By Luke Murray
I have lots of different regrets about my time in medical school. I should have tried more things professionally, personally, and socially. I can’t tell you how many nights I sat in my room thinking I would go out that night or call someone up to hang out but thought, “I need to get to bed in a hour so I don’t really have time…” So instead of actually spending time with someone for an hour, I’d watch YouTube videos for the next two hours. In hindsight, I should have made this mistake once or twice, wised up, and then spent that time with friends or even strangers – anything really. But I didn’t, and the naturally isolating experience of medical school remained so for much of my time there. I left a lot of memories and potential friendships on the table during those years.
Another regret has to do with the way I studied. Like my social decisions, I should have known and admitted something was wrong much sooner than I did. I didn’t do well on my first quiz in anatomy just a few weeks into medical school (I failed it, actually). At that time, my strategy was to be as thorough as possible with each pass through the material, to just make sure my eyes saw as large of a percentage of the content as there was for them to see. As an obvious consequence, I only got through the material a couple times (if I was lucky) before a test. I did poorly, again, and then vow that I would study even harder, be even more thorough, next time around. No paradigm-altering changes, just doubling down on an obviously losing strategy, thinking that ‘time spent’ was the only variable that needed tweaking. I continued to stay in the bottom of my class, until my second time through my second year.
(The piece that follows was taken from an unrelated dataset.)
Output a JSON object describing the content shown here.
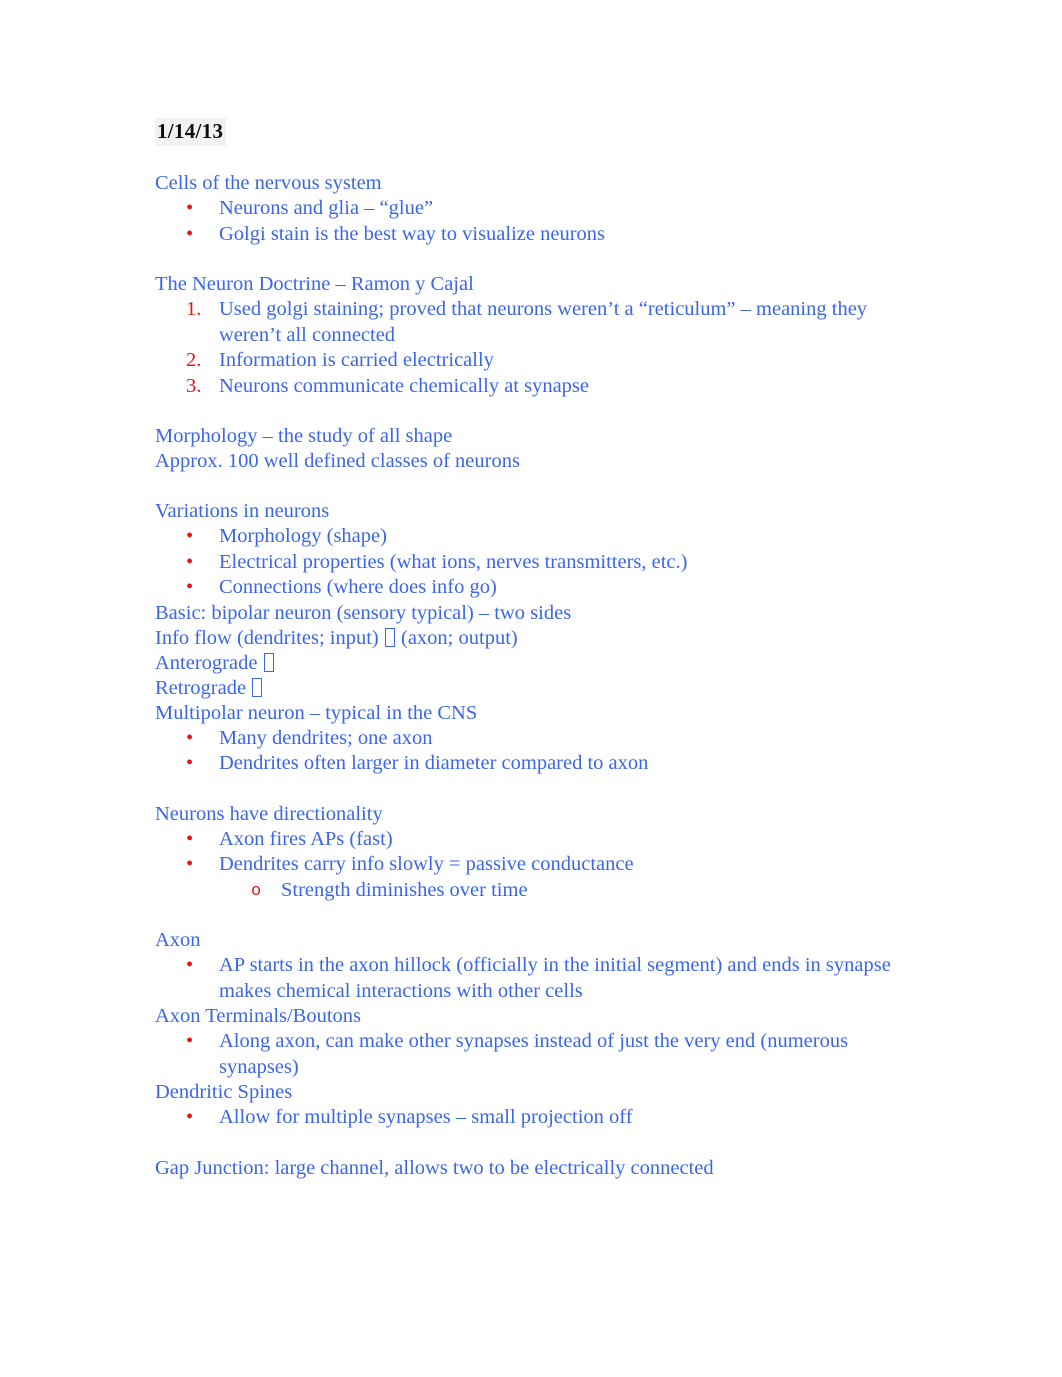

I had just studied for an insane amount of time (even for a medical student) in preparation for a test. Actually, I spent much of a family Christmas vacation studying in the hotel instead of touring the aircraft carrier my fighter-pilot dad used to land on, something I hate that I missed out on to this day…and I did WORSE than I had done on the previous test. I was desperate, and frankly, terrified that I might not make it – not to mention starting to question if I had a legitimate learning disability. I finally let myself try something new (basically, less thorough and more frequent passes over the material). I drastically changed my approach, and it led to…you guessed it: better scores. A lot better. Actually, I scored well into the top half of the class on the rest of the tests I took that second year.
The regrets I have all seem to stem from the same pattern – something wasn’t working and I either changed it too late (in the case of my study habits) or I didn’t change it at all (my social life). What medical school rut are you stuck in? Let me tell you from experience – if you don’t admit that you’re in it and then have the courage (or, in my case, the desperation) to do something different to get out of it, you won’t.
And halfway through residency you’ll be looking back on medical school with some completely avoidable regrets.